REQUIRED ACTION: In full and word for word, copy the listing; no pictures belong in the copy.

INFORMATION SHOWN:
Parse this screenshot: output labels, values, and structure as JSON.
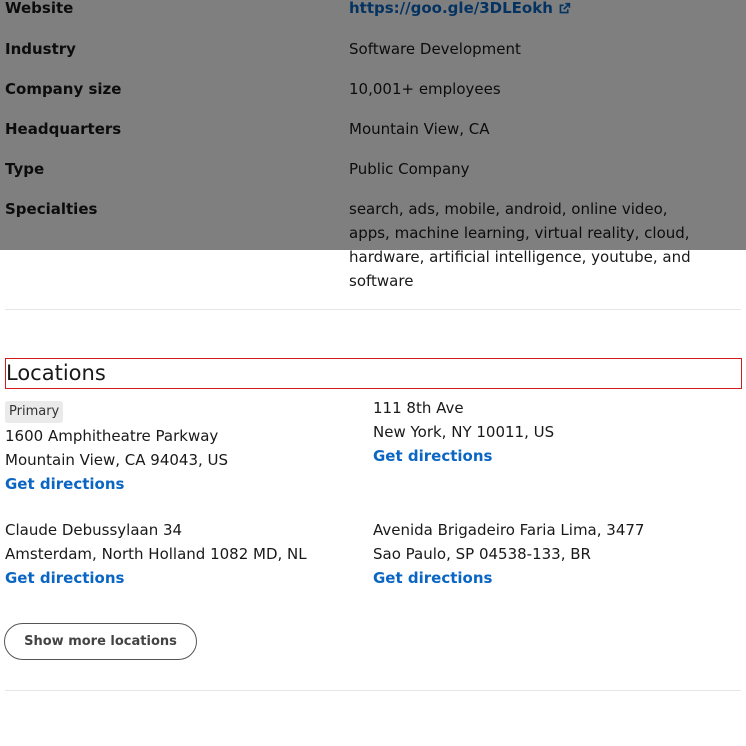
{
  "about": {
    "website": {
      "label": "Website",
      "value": "https://goo.gle/3DLEokh",
      "icon": "external-link-icon"
    },
    "industry": {
      "label": "Industry",
      "value": "Software Development"
    },
    "company_size": {
      "label": "Company size",
      "value": "10,001+ employees"
    },
    "headquarters": {
      "label": "Headquarters",
      "value": "Mountain View, CA"
    },
    "type": {
      "label": "Type",
      "value": "Public Company"
    },
    "specialties": {
      "label": "Specialties",
      "value": "search, ads, mobile, android, online video, apps, machine learning, virtual reality, cloud, hardware, artificial intelligence, youtube, and software"
    }
  },
  "locations": {
    "title": "Locations",
    "items": [
      {
        "badge": "Primary",
        "line1": "1600 Amphitheatre Parkway",
        "line2": "Mountain View, CA 94043, US",
        "directions": "Get directions"
      },
      {
        "line1": "111 8th Ave",
        "line2": "New York, NY 10011, US",
        "directions": "Get directions"
      },
      {
        "line1": "Claude Debussylaan 34",
        "line2": "Amsterdam, North Holland 1082 MD, NL",
        "directions": "Get directions"
      },
      {
        "line1": "Avenida Brigadeiro Faria Lima, 3477",
        "line2": "Sao Paulo, SP 04538-133, BR",
        "directions": "Get directions"
      }
    ],
    "show_more": "Show more locations"
  },
  "colors": {
    "link": "#0a66c2",
    "overlay": "rgba(0,0,0,0.5)",
    "highlight_border": "#d11a1a"
  }
}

TASK RESULT:
Parse this screenshot: output labels, values, and structure as JSON.
{
  "about": {
    "website": {
      "label": "Website",
      "value": "https://goo.gle/3DLEokh",
      "icon": "external-link-icon"
    },
    "industry": {
      "label": "Industry",
      "value": "Software Development"
    },
    "company_size": {
      "label": "Company size",
      "value": "10,001+ employees"
    },
    "headquarters": {
      "label": "Headquarters",
      "value": "Mountain View, CA"
    },
    "type": {
      "label": "Type",
      "value": "Public Company"
    },
    "specialties": {
      "label": "Specialties",
      "value": "search, ads, mobile, android, online video, apps, machine learning, virtual reality, cloud, hardware, artificial intelligence, youtube, and software"
    }
  },
  "locations": {
    "title": "Locations",
    "items": [
      {
        "badge": "Primary",
        "line1": "1600 Amphitheatre Parkway",
        "line2": "Mountain View, CA 94043, US",
        "directions": "Get directions"
      },
      {
        "line1": "111 8th Ave",
        "line2": "New York, NY 10011, US",
        "directions": "Get directions"
      },
      {
        "line1": "Claude Debussylaan 34",
        "line2": "Amsterdam, North Holland 1082 MD, NL",
        "directions": "Get directions"
      },
      {
        "line1": "Avenida Brigadeiro Faria Lima, 3477",
        "line2": "Sao Paulo, SP 04538-133, BR",
        "directions": "Get directions"
      }
    ],
    "show_more": "Show more locations"
  },
  "colors": {
    "link": "#0a66c2",
    "overlay": "rgba(0,0,0,0.5)",
    "highlight_border": "#d11a1a"
  }
}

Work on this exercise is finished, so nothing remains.